If in my weak conceit, (for selfe disport),
The world I sample to a Tennis-court,
Where fate and fortune daily meet to play,
I doe conceive, I doe not much misse-way.
All manner chance, are Rackets, wherewithall
They bandie men like balls, from wall to wall:
Some over Lyne, to honour and great place:
Some Under Lyne, to infame and disgrace;
Some with a cutting stroke, they numbly send
Into the hazard placed at the end;
Resembling well the rest which all they have,
Whom death hath seiz’d, and placed in their grave.
Might this reflection on life’s hazards have inspired Lawes’s otherwise incongruous linking of bounciness and melancholy? The mixture shocks us with its lack of preparation (at 1:02) until an equally abrupt return to dreamy positivity (at 1:27). Another Lawes trademark is the interrupted cadence (1:50–1:53), where everyone but the bass drops out on the last note. This interruption ushers in a weirdly comforting apotheosis heard as if in a bizarre dialect, a kind of mangled ‘Amen’ (1:54–2:21).
Lawes heads for sunny, green pastures, though one can’t ignore a strong whiff of the sheep. The stillness of lone voices in a country landscape, the gentle rustling of leaves, the topoi of sleep, and the languorous duets of shepherd/lovers: these are the topics Lawes evokes via close fugeing on the same pitches, and a sense of calm engendered by the blissful key of C which the slow paven favours by its undulating walking steps. The movement of virtual dancers proceeds in both directions, but more forward than back. The C section confronts the pastoral trope with bold defiance and harmonic challenges but is happy to keep the peace in the end.

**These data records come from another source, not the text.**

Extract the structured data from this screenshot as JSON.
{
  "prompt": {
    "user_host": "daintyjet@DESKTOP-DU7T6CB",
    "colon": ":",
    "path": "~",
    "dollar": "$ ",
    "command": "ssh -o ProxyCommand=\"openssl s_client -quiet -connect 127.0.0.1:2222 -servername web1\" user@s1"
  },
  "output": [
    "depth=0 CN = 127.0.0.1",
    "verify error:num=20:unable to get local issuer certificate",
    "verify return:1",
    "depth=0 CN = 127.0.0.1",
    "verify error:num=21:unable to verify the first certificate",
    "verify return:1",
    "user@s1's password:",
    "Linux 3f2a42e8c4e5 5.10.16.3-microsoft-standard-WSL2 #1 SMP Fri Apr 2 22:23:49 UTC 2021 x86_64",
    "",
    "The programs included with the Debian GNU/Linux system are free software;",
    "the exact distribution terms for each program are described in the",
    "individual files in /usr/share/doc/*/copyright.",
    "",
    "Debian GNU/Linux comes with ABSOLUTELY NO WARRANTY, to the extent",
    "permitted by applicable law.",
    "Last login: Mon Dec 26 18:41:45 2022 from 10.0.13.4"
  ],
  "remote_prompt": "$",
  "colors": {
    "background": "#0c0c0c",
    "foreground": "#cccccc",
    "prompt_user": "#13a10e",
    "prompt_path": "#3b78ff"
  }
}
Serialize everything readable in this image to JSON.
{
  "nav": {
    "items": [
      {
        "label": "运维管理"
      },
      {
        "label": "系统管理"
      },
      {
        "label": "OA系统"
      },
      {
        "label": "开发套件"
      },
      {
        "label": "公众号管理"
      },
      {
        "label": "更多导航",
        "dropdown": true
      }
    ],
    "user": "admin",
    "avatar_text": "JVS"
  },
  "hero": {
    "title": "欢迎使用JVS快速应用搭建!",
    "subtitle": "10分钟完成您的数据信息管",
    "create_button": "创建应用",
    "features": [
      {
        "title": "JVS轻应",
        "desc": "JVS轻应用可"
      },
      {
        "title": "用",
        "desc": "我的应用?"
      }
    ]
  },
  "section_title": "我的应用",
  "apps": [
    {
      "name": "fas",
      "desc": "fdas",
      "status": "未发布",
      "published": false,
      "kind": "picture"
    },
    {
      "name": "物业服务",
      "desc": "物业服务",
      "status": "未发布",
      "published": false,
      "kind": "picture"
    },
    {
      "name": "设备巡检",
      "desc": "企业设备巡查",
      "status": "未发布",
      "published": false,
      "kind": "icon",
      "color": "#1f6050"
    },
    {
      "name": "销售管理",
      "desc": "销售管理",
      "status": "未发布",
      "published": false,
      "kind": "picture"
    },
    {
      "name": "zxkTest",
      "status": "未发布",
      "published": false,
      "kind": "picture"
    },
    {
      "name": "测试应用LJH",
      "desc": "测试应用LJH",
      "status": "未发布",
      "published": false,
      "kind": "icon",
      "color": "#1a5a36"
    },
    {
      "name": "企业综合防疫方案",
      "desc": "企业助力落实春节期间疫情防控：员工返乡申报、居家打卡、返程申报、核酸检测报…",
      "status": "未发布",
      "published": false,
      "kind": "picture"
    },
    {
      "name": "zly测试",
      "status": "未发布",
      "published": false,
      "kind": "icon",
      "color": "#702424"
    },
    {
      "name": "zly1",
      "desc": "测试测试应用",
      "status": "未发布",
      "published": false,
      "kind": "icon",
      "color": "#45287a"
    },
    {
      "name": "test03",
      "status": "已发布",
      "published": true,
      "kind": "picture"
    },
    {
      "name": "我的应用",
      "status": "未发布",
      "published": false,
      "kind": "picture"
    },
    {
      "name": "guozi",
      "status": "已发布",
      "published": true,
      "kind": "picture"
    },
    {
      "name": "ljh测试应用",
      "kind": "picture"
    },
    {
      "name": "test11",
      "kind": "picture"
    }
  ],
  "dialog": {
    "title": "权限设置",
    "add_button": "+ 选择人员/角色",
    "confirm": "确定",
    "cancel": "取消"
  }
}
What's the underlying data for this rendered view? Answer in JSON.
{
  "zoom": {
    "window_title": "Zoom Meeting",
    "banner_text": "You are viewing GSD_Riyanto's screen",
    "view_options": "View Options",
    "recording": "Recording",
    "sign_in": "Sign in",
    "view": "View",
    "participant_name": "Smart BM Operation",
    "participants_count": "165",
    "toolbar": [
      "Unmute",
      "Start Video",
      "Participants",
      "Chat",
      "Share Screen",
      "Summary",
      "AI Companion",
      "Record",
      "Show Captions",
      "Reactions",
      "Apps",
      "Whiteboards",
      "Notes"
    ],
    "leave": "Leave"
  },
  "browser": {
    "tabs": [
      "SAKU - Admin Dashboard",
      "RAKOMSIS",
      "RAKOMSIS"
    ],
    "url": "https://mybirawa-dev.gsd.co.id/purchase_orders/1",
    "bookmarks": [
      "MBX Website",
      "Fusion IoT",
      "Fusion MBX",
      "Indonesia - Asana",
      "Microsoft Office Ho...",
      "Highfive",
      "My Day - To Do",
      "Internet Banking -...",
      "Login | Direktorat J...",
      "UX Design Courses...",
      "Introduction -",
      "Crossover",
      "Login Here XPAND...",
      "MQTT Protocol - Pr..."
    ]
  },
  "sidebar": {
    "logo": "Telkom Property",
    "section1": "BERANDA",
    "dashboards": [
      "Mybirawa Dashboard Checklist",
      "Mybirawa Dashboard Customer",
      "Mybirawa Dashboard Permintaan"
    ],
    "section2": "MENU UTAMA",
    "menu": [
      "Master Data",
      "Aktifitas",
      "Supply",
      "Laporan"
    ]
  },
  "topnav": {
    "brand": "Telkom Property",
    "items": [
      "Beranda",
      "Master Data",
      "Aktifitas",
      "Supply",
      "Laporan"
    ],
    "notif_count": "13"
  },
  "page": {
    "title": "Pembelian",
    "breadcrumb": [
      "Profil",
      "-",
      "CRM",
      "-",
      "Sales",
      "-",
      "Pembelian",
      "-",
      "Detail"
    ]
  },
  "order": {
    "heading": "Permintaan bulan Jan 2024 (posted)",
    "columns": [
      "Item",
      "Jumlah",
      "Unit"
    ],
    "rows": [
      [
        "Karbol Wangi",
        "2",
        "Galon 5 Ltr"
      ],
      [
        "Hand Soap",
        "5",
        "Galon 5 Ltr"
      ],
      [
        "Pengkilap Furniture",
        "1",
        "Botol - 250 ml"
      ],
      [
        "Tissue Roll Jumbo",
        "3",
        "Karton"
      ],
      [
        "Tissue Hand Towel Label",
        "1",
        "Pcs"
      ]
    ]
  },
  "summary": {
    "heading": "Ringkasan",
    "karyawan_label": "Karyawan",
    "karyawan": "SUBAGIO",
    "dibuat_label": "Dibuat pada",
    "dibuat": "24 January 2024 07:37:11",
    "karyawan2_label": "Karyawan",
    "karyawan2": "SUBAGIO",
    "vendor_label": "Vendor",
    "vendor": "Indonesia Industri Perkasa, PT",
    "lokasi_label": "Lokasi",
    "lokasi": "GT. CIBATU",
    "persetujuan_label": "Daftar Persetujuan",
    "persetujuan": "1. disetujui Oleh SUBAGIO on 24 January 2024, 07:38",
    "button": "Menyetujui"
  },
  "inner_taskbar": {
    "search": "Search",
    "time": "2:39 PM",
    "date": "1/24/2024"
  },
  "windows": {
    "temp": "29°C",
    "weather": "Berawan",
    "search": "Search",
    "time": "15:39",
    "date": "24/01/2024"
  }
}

Lawes loves breaking the consort into combative pairs of viols (1:03–1:10). He is also infatuated with extended harmonic notes called pedal points. Note here the high, then low, pedal point as a place for joy to run riot (1:14–1:31). The exaggerated pleasure of five string players gesticulating wildly leads to broad smiles at the close.